6. You are balding because of genes from your mother’s side.

Not true! It’s a common myth that hair loss is inherited from the mother’s side of the family but it’s nothing but an old wives’ tale. Genetically inherited balding can come from either side of the family.

7. Colouring your hair can cause hair fall.

Colouring your hair is not going to make you go bald. That said, hair chemicals left on the scalp and other bad practices could irritate the scalp. Colouring or bleaching can weaken hair and cause easy breakage, while chemical straighteners and heat processes can also damage hair over time. A good stylist will be able to minimise chemical damage, which is why it’s important to go to a reputable salon. It’s also a good idea to use quality home care, such as the ADV Colour Care range, to protect and prolong colour, and to repair hair fibres for added strength and brilliance.
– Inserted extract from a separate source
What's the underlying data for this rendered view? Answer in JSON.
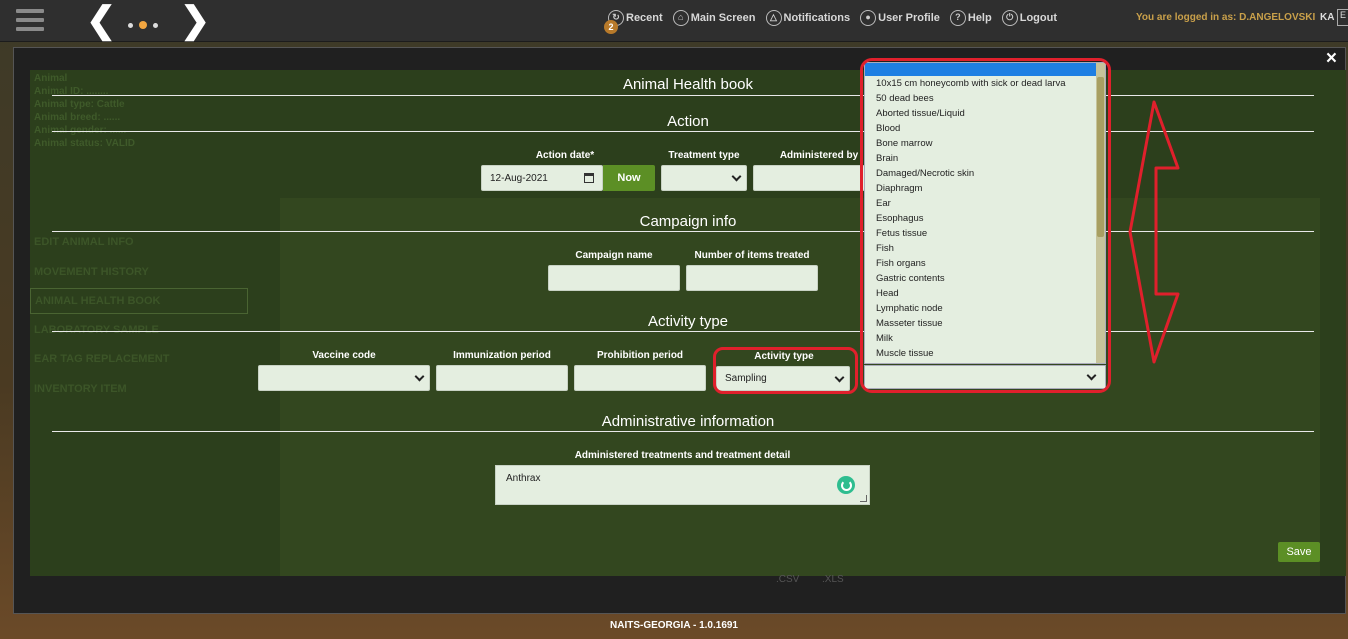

wavy hair dyed in pink

8. Cutting your hair more often can prevent hair thinning.

Regular haircuts can make your hair look healthier, because you’re getting rid of dry, lacklustre ends and split ends. Hair is also thicker at the roots compared to the ends, so frequent trims can make your hair seem fuller. Which is all great. But haircuts do not affect hair growth or directly curb hair loss!